→ Aim of the task:
The response must consist of each line in the listing that has the word "into" in it.

→ Given records:
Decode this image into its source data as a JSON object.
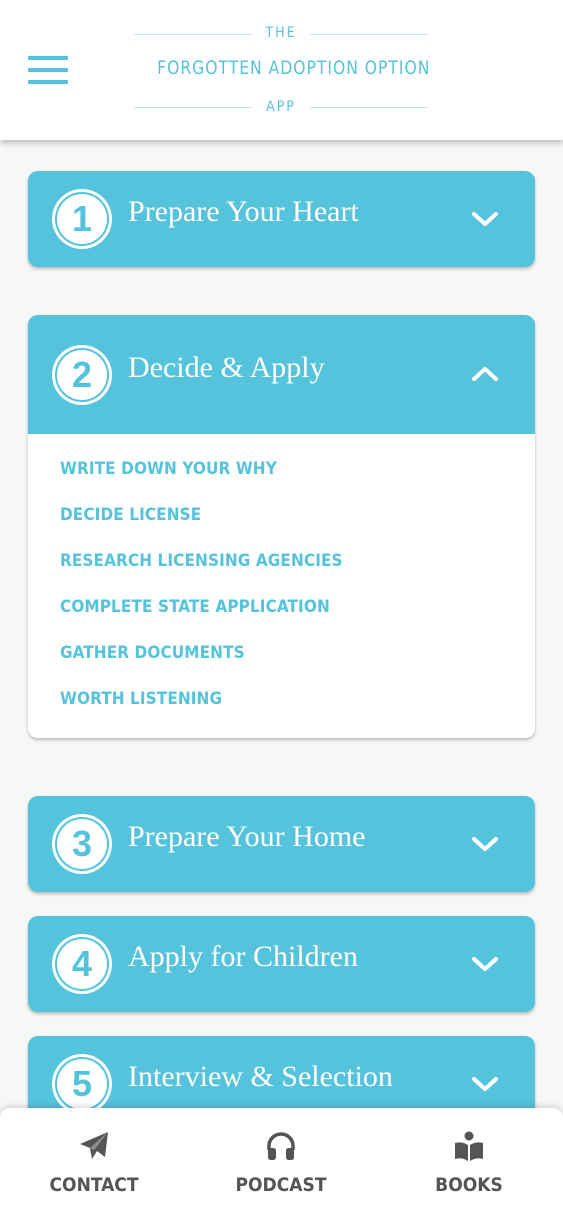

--

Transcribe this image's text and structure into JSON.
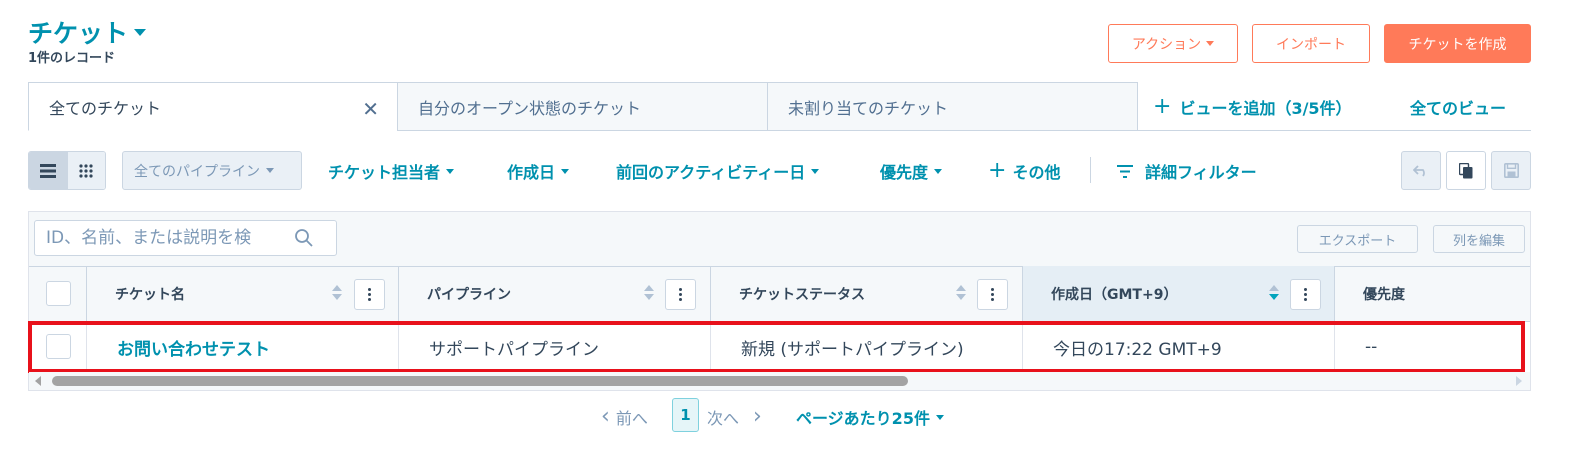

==

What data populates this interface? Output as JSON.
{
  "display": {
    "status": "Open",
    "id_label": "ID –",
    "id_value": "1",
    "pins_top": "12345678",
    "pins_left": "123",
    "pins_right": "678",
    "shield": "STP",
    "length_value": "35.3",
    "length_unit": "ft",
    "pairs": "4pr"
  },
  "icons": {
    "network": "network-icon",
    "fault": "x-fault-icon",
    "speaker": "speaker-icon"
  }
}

→ Response for this exercise:
Decode this image into its source data as a JSON object.
Transcribe this image's text and structure into JSON.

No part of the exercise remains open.